Friendlier visa policy of Japan to have little effect on tourist flow
Recent facilitation of the visa regime with Japan will not affect the flow of tourists from Russia, say tour operators, most of which have been quite skeptic about the Japanese government's innovation. New rules came into force on October 30. Since that day, any Russian citizen has an opportunity to get a single-entry visa valid for up to three months and to stay in Japan for no more than 90 days. Besides that, certain categories of Russian citizens received the right to apply for a three-year entry permit.
The Head of the department of Japan at the Vand International Tour company, Ms. Natalia Minorskaya, doesn't expect the new regulations to drive the flow of tourist to Japan: "Hardly any of our clients book a trip for longer than two weeks; mostly because of high price tag. For example, an 11-day package including the flights stands in almost $5.5 thousand per person."
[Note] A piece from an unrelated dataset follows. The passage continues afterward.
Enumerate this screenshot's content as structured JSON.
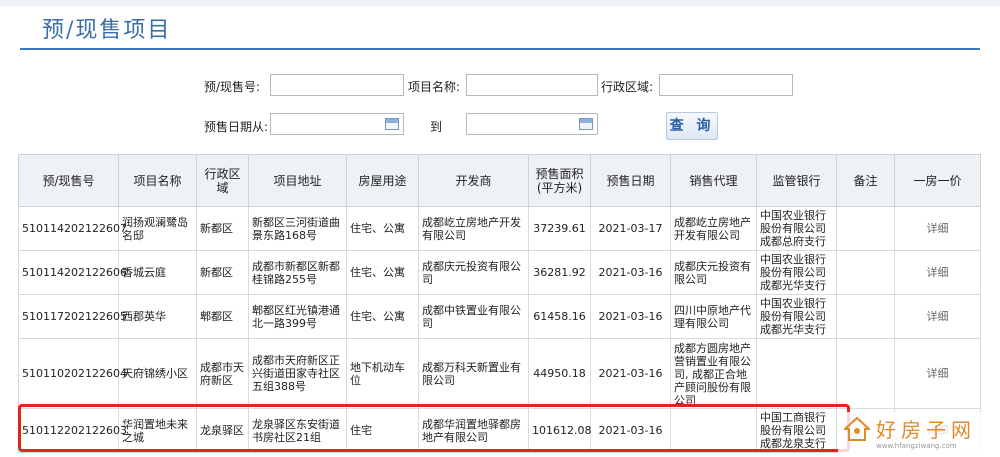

Ms. Natalia Dalbinova, the sales director of the Oriental Discovery company, agrees with her colleague. However, she noted an increase in visa application processing time. Sometimes, instead of four business days, the wait lasts up to two weeks. Besides, all applicants still have to present original invitation letter from the receiving party.
On the bright side, Ms. Oksana Loban of the Astravel company is sure that slight inconveniences of Japanese visa application procedure actually play into tour operator's hands as thanks to this they get to handle the lion's share of the tourist flow.
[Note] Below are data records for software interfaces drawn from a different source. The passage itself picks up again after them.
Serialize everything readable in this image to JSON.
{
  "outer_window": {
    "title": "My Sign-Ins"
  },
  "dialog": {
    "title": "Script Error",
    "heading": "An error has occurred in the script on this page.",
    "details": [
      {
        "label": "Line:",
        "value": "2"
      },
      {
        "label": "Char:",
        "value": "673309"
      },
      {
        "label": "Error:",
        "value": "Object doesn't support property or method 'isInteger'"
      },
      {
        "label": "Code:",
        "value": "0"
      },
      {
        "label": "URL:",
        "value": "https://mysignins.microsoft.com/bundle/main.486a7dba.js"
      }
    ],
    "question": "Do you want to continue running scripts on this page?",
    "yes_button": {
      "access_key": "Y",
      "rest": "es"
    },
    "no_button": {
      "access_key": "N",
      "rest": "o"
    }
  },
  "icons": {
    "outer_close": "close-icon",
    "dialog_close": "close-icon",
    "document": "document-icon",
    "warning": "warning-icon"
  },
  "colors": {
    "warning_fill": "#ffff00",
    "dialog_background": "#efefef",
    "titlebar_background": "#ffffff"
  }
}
According to the Japan National Tourist Organization (JNTO), during the first nine months of the current year, the land of the rising sun welcomed 45 thousand Russian tourists, which is 33% more than a year before. The travel trade confirms the positive trend and reports almost complete recovery of the tourist flow that dropped to zero after the devastating earthquake in 2011. "This year, we managed to come to the same successful level of sales we had in 2008," Ms. Loban explained.
The demand for Japan at the Vand International tour is twice as good as it was last year; although the tourist flow has been quite unsteady. Thus, this year's cherry blossom and May holidays were a great success, while autumn tours to see red maple trees were not that popular. Apart from traditional itineraries including visits to Tokyo and Kyoto, continues Natalia Minorskaya, the Russians has been taking interest in more exotic destination such as Jigokudani – home of the famous snow monkeys.
Despite tremendous promotional efforts of Japan's tourism authorities, local ski resorts are not in-demand with the Russians so far. At the same time, the sales have been fairly active – there have already been some bookings for next year's cherry blossom and May holidays.